(Records from a dataset)
▬▬▬▬▬▬

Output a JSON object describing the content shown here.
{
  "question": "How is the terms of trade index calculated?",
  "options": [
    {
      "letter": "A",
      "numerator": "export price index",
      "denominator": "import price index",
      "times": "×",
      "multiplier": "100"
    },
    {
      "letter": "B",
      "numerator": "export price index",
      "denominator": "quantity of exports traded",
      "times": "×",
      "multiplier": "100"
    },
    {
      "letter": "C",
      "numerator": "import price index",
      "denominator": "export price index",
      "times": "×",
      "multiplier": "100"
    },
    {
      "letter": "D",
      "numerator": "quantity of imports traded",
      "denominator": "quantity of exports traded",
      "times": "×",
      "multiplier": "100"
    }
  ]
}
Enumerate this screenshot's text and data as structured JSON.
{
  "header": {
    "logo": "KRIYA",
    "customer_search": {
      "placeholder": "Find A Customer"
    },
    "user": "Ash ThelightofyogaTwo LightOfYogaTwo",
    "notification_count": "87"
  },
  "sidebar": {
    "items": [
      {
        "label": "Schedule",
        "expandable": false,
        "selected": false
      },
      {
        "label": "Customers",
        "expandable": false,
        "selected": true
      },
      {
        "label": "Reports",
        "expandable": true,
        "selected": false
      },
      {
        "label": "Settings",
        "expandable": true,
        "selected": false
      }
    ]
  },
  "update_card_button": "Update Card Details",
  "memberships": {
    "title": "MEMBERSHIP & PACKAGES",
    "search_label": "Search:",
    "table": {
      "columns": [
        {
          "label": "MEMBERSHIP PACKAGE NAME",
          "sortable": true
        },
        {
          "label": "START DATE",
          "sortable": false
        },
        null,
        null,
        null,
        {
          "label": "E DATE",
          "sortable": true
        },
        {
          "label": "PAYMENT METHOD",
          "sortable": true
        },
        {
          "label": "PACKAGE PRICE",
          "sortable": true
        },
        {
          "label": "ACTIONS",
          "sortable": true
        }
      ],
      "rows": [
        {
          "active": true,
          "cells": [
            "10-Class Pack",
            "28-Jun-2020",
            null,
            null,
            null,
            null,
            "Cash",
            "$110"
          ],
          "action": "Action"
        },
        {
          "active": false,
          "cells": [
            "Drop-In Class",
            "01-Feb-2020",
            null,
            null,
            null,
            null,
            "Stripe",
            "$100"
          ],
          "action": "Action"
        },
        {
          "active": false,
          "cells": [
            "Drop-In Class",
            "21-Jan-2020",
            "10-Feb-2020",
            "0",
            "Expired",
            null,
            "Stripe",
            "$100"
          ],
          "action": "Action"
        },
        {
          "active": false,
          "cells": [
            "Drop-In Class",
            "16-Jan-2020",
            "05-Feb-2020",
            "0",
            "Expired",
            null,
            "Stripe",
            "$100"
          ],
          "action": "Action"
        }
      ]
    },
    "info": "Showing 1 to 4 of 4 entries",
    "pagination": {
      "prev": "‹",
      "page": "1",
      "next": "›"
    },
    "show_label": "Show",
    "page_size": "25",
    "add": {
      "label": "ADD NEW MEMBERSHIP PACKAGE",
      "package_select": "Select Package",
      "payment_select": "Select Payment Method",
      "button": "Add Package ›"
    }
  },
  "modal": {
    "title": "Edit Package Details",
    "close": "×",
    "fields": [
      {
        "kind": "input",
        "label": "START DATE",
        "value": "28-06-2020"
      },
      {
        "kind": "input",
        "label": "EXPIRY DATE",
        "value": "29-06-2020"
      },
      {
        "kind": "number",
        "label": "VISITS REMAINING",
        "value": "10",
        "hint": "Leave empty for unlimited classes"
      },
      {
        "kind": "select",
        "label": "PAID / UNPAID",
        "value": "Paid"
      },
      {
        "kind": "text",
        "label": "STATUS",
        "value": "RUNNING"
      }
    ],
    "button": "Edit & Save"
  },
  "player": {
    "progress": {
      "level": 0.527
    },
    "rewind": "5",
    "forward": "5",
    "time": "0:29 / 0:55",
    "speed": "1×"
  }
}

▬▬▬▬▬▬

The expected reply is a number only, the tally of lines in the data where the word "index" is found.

6